If one needs to undergo a ritual to receive forgiveness, even a ritual approved of in the Bible such as baptism, then forgiveness does come through works, for baptism is something that I do. And since baptism is a sacrament or ordinance that the clergy performs, forgiveness becomes a gift procured through the work of another man. So in essence The Churches of Christ do hold to a form of works salvation. This is not to deny that there are sincere believers in the Churches of Christ, as there are sincere believers among Roman Catholics, but to take The Churches of Christ’s position on baptism to its logical conclusion, one is left with works salvation; that God does not grant remission of sins to a sinner until a sinner obeys him first by being baptized.
As one evaluates the Churches of Christ, their history and theology, maybe the lesson above all is that we as believers have no right to reject the Holy’ Spirit’s work in the saints of the past, whether in their theological confessions or view of the church. We should never assume that God only began leading us to truth in our lifetime. That is not to say those older saints and their writings cannot be questioned or approved upon, but the Campbellites were like teenagers who say to their parents, “the day I turn 18 and leave home, I am determined to forget or ignore all you have taught me on life and truth, and 1will determine only for myself these matters.” While one hopes children to not simply mimic all their parents’ views without thinking for themselves, it would be the height of arrogance, ungratefulness, and dare I say stupidity to simply dismiss all that has come before. The Churches of Christ from the onset started with this harmful and dangerous desire to separate from Christians in the past, and as a result they have steered into a form of works of salvation, which ironically, was a view they criticized the Protestant “sects” as propagating in the second great awakening.

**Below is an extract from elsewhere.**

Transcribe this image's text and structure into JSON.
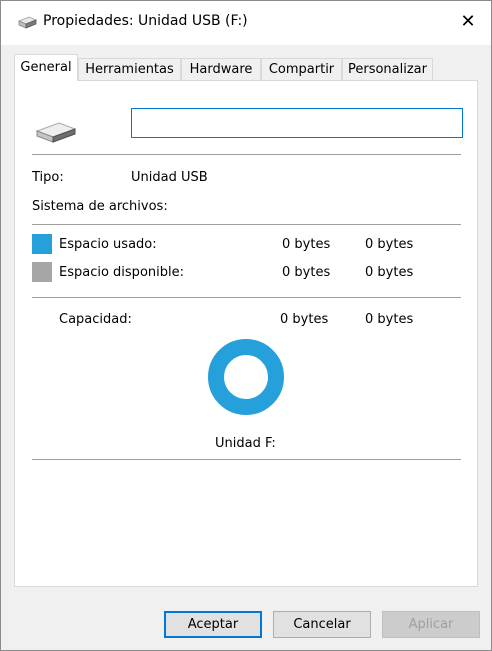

Hatch writes, “like many of his generation, that stripping away the accretions of theology and tradition would restore peace, harmony and vitality to the Christian church. Only slightly tempered by a sense of their own limitations, these reformers espoused private judgment as the sure route to coherence and harmony. Unfortunately, the more confidently they attacked the traditional order and espoused individual autonomy, the more confusing their limitless world became.” 12 With Campbell’s unfortunate distrust of the saints of the past, as well as clergy that God has gifted to teach, it was only a matter of time, without any sure foundation or guidance from the past, that Campbell’s spiritual children would venture away from the pure gospel to a form of works salvation. May we all take heed from his mistakes and tread carefully when we ignore the contributions of history and theological interpretation of those who have gone before us.
1. Nathan Hatch, The Democratization Of American Christianity (New Haven: Yale University Press, 1989), 71.
2. (Hatch, 1989, 163)
3. Douglass A. Foster, “Churches of Christ and Baptism:
An Historical and Theological Overview,” Restoration Quarterly 43, No. 2, (2001).
4. Foster (2001)
5. Foster (2001)
6. Foster (2001)
7. Alan E. Highers, “Baptism And The Restoration,” Restoration website http://www.therestorationmovement.com/ (accessed September 1, 2011).
8. Highers (2011)
9. Highers (2011)
10. Highers (2011)
11. Highers (2011)
12. (Hatch, 1989, 163)